New Rules on PBTs Take Effect on February 5
The U.S. Environmental Protection Agency (EPA) has finalized five rules for persistent, bioaccumulative, and toxic (PBT) chemicals to reduce risks and exposures to the extent practicable. The final risk management rules go into effect on February 5, and some of the PBTs have a history of use in the electronics industry.
Decabromodiphenyl-ether (decaBDE) is a flame retardant in plastic enclosures for electronics products and in wire and cables for electronic equipment. The final rule prohibits the manufacture, import, and processing of decaBDE; prohibits its use in products and articles effective 60 days after publication of the final rule; and prohibits distribution in commerce of products and articles containing decaBDE one year after the effective date of the rule.
Phenol, isopropylated phosphate (3:1) (PIP (3:1)) is a plasticizer, flame retardant, anti-wear additive, or anti-compressibility additive in hydraulic fluid, lubricating oils, lubricants and greases, various industrial coatings, adhesives, sealants, and plastic articles. As a chemical that can perform several functions simultaneously, sometimes under extreme conditions, it has several distinctive applications. The final rule prohibits processing and distribution in commerce of PIP (3:1) and products containing this chemical substance, with several exceptions.
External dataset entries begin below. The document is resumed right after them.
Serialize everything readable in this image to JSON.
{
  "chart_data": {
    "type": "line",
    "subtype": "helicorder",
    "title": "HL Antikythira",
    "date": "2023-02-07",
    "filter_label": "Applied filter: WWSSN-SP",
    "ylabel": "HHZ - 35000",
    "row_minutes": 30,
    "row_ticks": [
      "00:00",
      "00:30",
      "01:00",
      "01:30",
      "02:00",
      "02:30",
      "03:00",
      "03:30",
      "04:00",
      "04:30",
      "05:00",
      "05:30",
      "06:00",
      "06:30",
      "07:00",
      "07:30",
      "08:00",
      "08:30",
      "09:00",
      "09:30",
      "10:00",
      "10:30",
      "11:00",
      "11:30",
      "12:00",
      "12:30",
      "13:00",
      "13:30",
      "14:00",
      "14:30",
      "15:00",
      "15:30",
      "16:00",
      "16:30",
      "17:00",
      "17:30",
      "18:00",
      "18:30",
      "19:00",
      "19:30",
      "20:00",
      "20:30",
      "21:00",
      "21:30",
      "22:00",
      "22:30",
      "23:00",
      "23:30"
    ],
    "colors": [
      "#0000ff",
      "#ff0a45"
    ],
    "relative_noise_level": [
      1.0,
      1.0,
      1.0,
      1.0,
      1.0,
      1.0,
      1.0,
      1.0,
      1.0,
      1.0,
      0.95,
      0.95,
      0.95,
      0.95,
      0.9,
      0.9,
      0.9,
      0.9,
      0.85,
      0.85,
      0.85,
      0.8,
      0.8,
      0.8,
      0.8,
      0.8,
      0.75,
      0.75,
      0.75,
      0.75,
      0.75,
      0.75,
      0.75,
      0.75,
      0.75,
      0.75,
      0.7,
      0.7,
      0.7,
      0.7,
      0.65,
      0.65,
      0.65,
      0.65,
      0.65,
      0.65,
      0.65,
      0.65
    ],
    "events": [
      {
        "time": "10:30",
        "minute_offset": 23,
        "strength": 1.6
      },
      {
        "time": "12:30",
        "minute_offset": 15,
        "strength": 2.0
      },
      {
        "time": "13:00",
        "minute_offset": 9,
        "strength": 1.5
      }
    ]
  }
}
If these new rules will affect the electronics products that you manufacture, please contact the IPC Government Relations team. The team facilities industry responses and communications with policymakers and we can help you to share your knowledge and expertise with the EPA.